_Instructions for the task_
Would you give the entries below again, precisely as they are written?
+--
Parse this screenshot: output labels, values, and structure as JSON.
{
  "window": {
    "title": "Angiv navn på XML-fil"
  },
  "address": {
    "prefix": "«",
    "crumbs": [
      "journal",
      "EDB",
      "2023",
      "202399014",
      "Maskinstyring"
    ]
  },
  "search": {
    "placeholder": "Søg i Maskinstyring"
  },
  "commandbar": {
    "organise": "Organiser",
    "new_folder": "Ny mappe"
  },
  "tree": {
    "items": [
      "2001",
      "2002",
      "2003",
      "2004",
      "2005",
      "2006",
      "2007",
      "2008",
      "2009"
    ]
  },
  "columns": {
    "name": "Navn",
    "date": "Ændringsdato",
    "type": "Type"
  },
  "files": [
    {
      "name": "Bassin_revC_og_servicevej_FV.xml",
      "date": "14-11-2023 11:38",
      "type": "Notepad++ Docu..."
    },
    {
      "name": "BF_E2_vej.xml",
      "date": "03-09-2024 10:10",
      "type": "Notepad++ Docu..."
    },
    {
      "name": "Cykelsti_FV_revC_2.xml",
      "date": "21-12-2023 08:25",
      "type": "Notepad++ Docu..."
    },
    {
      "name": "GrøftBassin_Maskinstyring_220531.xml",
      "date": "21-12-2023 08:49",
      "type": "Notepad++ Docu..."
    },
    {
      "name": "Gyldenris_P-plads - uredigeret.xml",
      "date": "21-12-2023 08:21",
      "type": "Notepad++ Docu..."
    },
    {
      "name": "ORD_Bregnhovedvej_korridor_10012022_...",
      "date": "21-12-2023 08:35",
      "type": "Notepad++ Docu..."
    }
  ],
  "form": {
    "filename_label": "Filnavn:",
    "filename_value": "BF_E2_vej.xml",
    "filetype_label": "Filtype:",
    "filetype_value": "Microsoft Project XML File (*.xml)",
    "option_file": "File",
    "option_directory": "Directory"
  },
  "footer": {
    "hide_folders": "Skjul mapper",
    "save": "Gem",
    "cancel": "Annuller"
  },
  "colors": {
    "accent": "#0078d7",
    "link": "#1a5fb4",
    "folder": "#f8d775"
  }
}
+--
_Answer to this task_
Parse this screenshot: output labels, values, and structure as JSON.
{
  "window": {
    "title": "Angiv navn på XML-fil"
  },
  "address": {
    "prefix": "«",
    "crumbs": [
      "journal",
      "EDB",
      "2023",
      "202399014",
      "Maskinstyring"
    ]
  },
  "search": {
    "placeholder": "Søg i Maskinstyring"
  },
  "commandbar": {
    "organise": "Organiser",
    "new_folder": "Ny mappe"
  },
  "tree": {
    "items": [
      "2001",
      "2002",
      "2003",
      "2004",
      "2005",
      "2006",
      "2007",
      "2008",
      "2009"
    ]
  },
  "columns": {
    "name": "Navn",
    "date": "Ændringsdato",
    "type": "Type"
  },
  "files": [
    {
      "name": "Bassin_revC_og_servicevej_FV.xml",
      "date": "14-11-2023 11:38",
      "type": "Notepad++ Docu..."
    },
    {
      "name": "BF_E2_vej.xml",
      "date": "03-09-2024 10:10",
      "type": "Notepad++ Docu..."
    },
    {
      "name": "Cykelsti_FV_revC_2.xml",
      "date": "21-12-2023 08:25",
      "type": "Notepad++ Docu..."
    },
    {
      "name": "GrøftBassin_Maskinstyring_220531.xml",
      "date": "21-12-2023 08:49",
      "type": "Notepad++ Docu..."
    },
    {
      "name": "Gyldenris_P-plads - uredigeret.xml",
      "date": "21-12-2023 08:21",
      "type": "Notepad++ Docu..."
    },
    {
      "name": "ORD_Bregnhovedvej_korridor_10012022_...",
      "date": "21-12-2023 08:35",
      "type": "Notepad++ Docu..."
    }
  ],
  "form": {
    "filename_label": "Filnavn:",
    "filename_value": "BF_E2_vej.xml",
    "filetype_label": "Filtype:",
    "filetype_value": "Microsoft Project XML File (*.xml)",
    "option_file": "File",
    "option_directory": "Directory"
  },
  "footer": {
    "hide_folders": "Skjul mapper",
    "save": "Gem",
    "cancel": "Annuller"
  },
  "colors": {
    "accent": "#0078d7",
    "link": "#1a5fb4",
    "folder": "#f8d775"
  }
}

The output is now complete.